Aaina Bhargava

Reporter, Culture

Aaina Bhargava joined the Post 2019-2020 after working as an Editor for the online art platform CoBo Social. She studied Art History, specialising in contemporary art, and has extensive experience wor

Read full bio
‘As if you don’t exist’: facing anti-blackness in Hong Kong and China
For Marie-Louisa Awolaja, a British-Nigerian, life in Hong Kong often means she is highly visible as a Black woman, yet simultaneously invisible. “I was surprised at how invisible I was, in a way,” she said. “I expect to be stared at on this side of the world. People don’t necessarily, especially locals, they just carry on – most of the stares you get are from mainland [Chinese] tourists. But when it comes to service, it becomes more evident. They sometimes just don’t acknowledge you. It’s as if you don’t exist.” Her voice is one of many shared on HomeGrown, a new podcast she co-created with fellow British-Nigerian Folahan Sowole as a guide to the Black expat experience in Hong Kong.  It in
An old factory neighborhood is now Shanghai's art mecca
The Shanghai visual arts scene is buzzing and everyone wants a piece of the action. Leading the pack is France’s Pompidou Centre, which opened its first outpost outside Europe on the West Bund last week. Inaugurated by French President Emmanuel Macron and opened to the public last Friday, the Pompidou Centre x West Bund Museum Project is the latest in a series of institutional collaborations that exemplify the Chinese city’s growing appetite for culture.
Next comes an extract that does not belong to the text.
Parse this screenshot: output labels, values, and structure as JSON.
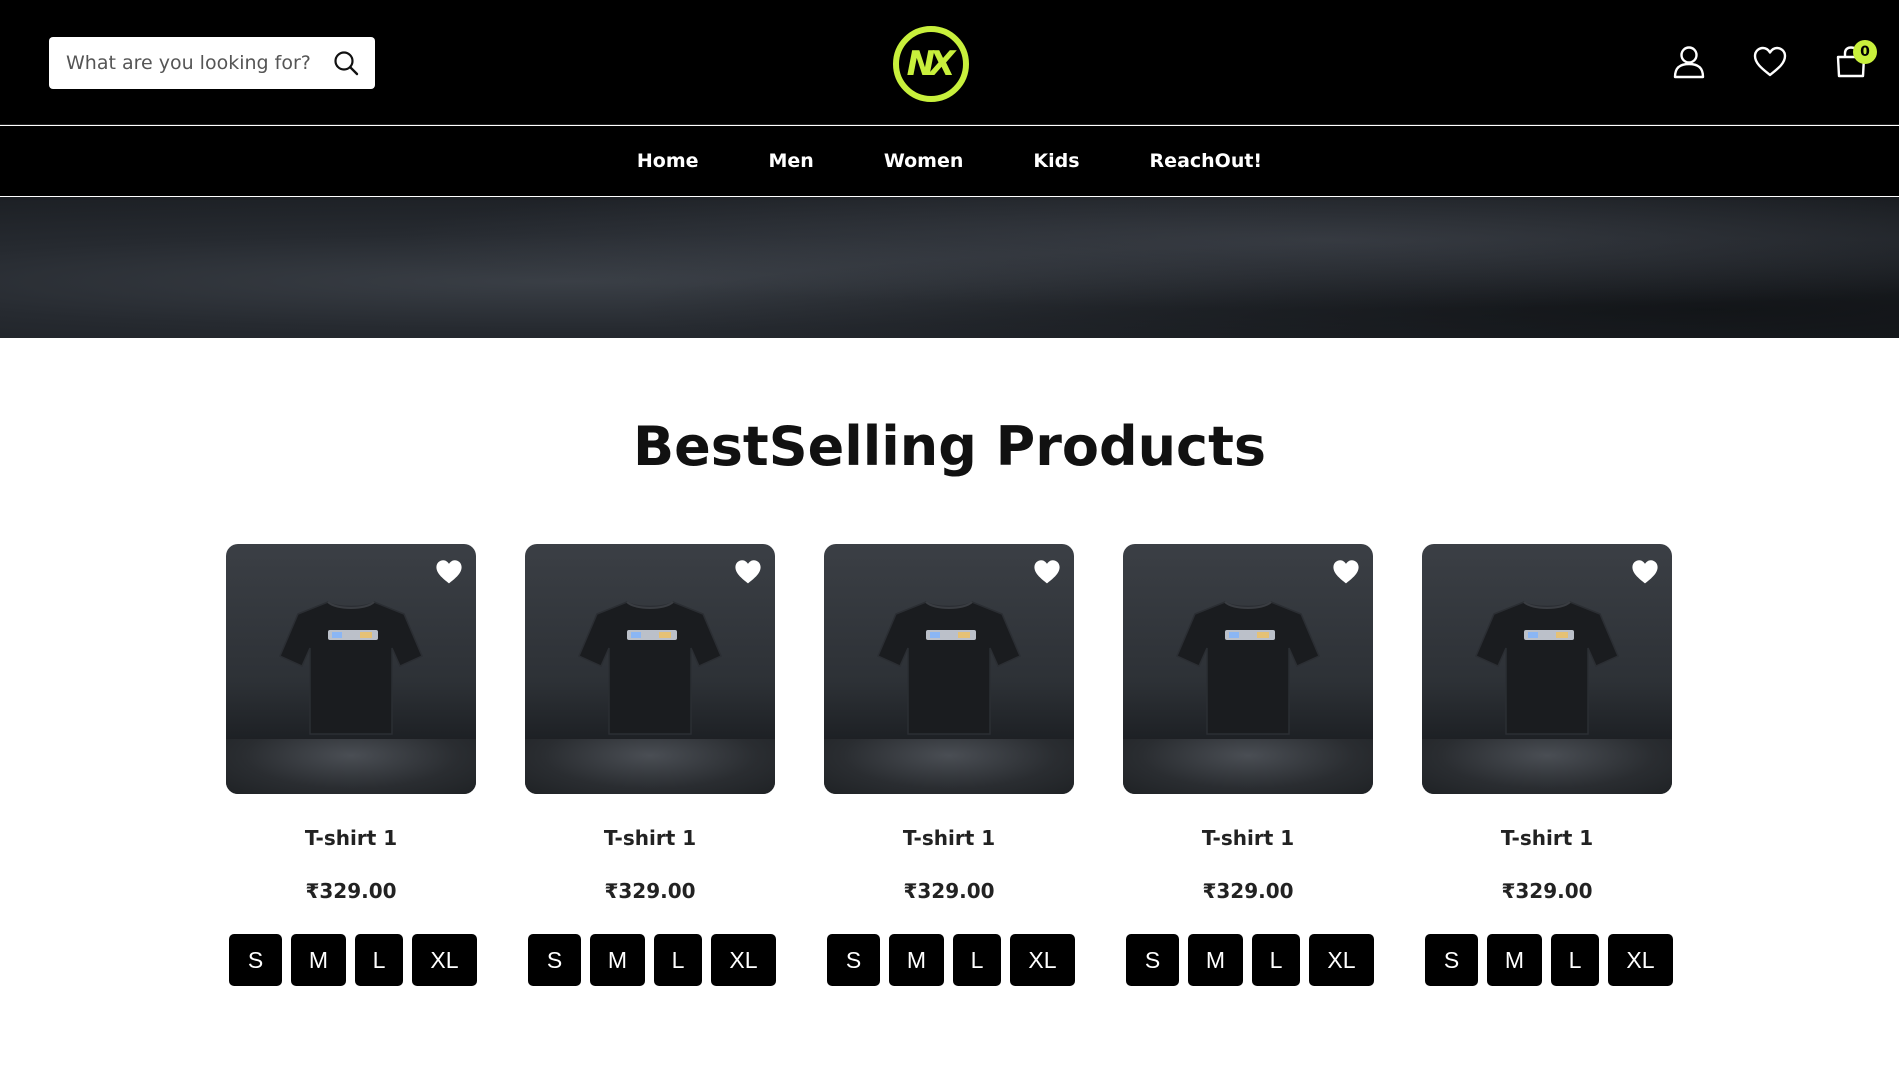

There is the privately run Yuz Museum, led by Indonesian-Chinese art collector Budi Tek, which has announced a partnership with the Los Angeles County Museum of Art (LACMA) and Qatar Museums and cites exposure and cross-cultural exchange as